In Soul on Ice, Cleaver tells of a crucial event that occurred after he posted an image of a white woman on the wall of his cell. In his absence, the white male guard entered his cell and “ripped my sugar from the wall” and had “torn her into pieces, and left the pieces floating in the commode.” For Cleaver, it “was like seeing a dead body floating in a lake.”…
Feeling violated, Cleaver sought out the whi
uard who assassinated his “voluptuous bride” of the “forbidden tribe of women.” On questioning the guard, Cleaver was told he could have a pin-up of any “colored woman” on his cell but not a “white woman.” Cleaver confessed that he “was more embarrassed than shocked” by the guards response.
The disturbing part of the whole incident was that a terrible feeling of guilt came over me as I realized that I had chosen the picture of the white girl over available pictures of black girls . . . So, I took hold of the question and began to inquire into my feelings. Was it true, did I really prefer white girls over blacks?…
Cleaver, then, began to poll his prison inmates to find out whether his own preference for white women was, more or less, unusual for men of color:
One afternoon, when a large group of Negroes was on the prison yard shooting the breeze, I grabbed the floor and posed the question: which did they prefer, white women or black. Some said Japanese women were their favorite, other said Chinese, some said European women, others said Mexican-they all stated a preference, and generally freely admitted their dislike for black women.
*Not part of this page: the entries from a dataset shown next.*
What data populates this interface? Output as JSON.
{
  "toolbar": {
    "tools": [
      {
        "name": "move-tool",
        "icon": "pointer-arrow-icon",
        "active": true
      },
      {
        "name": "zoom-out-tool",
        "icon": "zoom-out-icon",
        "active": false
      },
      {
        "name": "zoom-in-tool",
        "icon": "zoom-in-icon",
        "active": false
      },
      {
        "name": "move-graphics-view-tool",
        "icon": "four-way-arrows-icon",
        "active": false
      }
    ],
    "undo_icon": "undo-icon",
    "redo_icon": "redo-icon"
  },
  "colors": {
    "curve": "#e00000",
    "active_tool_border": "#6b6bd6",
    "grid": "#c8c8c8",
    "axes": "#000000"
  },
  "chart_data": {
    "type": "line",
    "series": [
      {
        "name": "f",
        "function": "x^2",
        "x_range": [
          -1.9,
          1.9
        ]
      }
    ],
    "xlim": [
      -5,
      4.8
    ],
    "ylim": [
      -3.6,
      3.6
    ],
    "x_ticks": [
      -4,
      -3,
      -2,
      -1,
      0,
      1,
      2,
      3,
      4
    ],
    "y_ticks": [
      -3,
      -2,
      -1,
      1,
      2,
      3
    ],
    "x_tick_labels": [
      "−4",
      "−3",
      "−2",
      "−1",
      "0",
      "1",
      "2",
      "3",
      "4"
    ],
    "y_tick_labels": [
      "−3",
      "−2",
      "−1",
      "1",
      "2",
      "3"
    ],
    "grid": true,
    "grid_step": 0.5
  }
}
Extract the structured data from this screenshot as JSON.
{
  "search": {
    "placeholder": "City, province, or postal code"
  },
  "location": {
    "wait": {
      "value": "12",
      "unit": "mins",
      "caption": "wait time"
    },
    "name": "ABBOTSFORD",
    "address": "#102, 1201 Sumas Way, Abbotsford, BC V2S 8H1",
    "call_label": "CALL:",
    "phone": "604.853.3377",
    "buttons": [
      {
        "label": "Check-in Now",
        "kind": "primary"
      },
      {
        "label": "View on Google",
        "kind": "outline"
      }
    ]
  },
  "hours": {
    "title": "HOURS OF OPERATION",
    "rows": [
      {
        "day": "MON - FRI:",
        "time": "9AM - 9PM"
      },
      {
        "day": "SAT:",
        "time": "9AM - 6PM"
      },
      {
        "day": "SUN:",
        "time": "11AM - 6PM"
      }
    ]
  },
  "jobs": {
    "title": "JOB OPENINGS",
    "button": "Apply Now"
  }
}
But what did Cleaver really expect to find within a prison population of dysfunctional black men? After all, the love/hate conflict between black men and black women was nothing new even in the1960s. The tale of Shakespeare’s “Othello” had demonstrated how ancient and complex the relationship was between black men and white women. In effect, Cleaver’s self-revelation spoke more about himself than what went on or goes on between black men and women.
Only the prisoner named Butterfly spoke plainly of his hatred of white women. “It’s a sickness,” he said. “All our lives we’ve had the white woman dangled before our eyes like a carrot on a stick before a donkey: look but don’t.” Butterfly became a “Black Muslim” and was “chiefly responsible for teaching him [Cleaver the] Black Muslim philosophy.” Read More:http://www.nathanielturner.com/soulonice.htm
Malcolm turned against Elijah because, in violation of the rules against fornication, the leader had impregnated a series of women. Meanwhile, Malcolm’s marriage to Betty Shabazz produced six daughters, including twins born after his death. But Betty complained he did not satisfy her sexually, and every time a daughter was born, he fled town on business. In his last years he began an affair with an 18-year-old secretary.
Marable brings the volume to a violent and sickening climax, leaving both the stench of police or F.B.I. collusion in the assassination and a portrait of the Nation of Islam, the most likely culprits, as thugs straight from “The Sopranos.” On Feb. 21, 1965, as Malcolm began a lecture at the packed Audubon Ballroom in Washington Heights, someone tossed a smoke bomb; and three men, one with a shotgun, stood up, shot him down and escaped. Marable identifies the three. Only one of them was convicted and sent to prison, along with two men who were in fact not involved. At the trial Betty walked past the defense table and shouted hysterically, “Those two men killed my husband”—the wrong men.Read More:http://www.americamagazine.org/content/article.cfm?article_id=13026